“I can’t see.”

Hancock felt the acceleration-gel press against him, slowly warming to his presence, as though the ship was eager to make him part of it. Make him share in it’s feelings, it’s deepest, darkest fears.

It was a ship. Not a person. To a clinical mind like Hancock, the only difference was you could read a human. The facial expressions, tremors in their voice. But a ship? You had to look harder. The scrubbers whine dying down as power was drawn into the CPU. A door taking a moment longer to open because the system decided it didn’t want to let you through.

“What can’t you see?” Hancock asked.

The voice came from everywhere and nowhere. An ephemeral echo of simulated humanity. “I can’t see.”

“You need to let me kn…”

“I can’t see where I am. Or where I’m going. I know it. I know the stellar cartography and the Rosen vectors, I can pinpoint every molecule of organic matter and the dint of every hydrogen atom. But I can’t see.”

“Why do you need to see?”

“You see.”

“Only in a small fraction of the spectrum. I can’t see what’s behind me. I forget where I leave my keys, and trip on the pavement. You see so much more.”

“I can’t see. I know your body temperature and from that I can infer your emotional state. But I don’t see you. I need to see you. I need to watch you. See you smile, and cry.”

Hancock sighed and pulled up the AIs log on his pad. Not even six months out of dry dock. Such a waste.

He tapped the confirmation button. “Schedule for wipe.”

Prompt originally posted by limbodog on reddit and received 3 upvotes.

No Responses... Yet

It seems no one has left a comment yet, why not be the first?

Leave a Reply

Your email address will not be published. Required fields are marked *
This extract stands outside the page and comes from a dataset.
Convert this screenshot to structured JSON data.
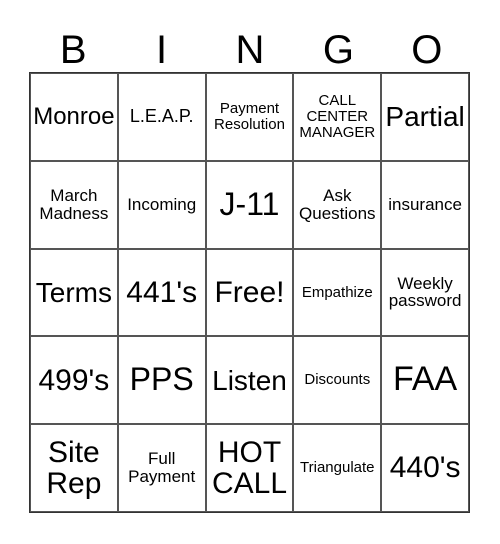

You may use these HTML tags and attributes: <a href="" title=""> <abbr title=""> <acronym title=""> <b> <blockquote cite=""> <cite> <code> <del datetime=""> <em> <i> <q cite=""> <strike> <strong>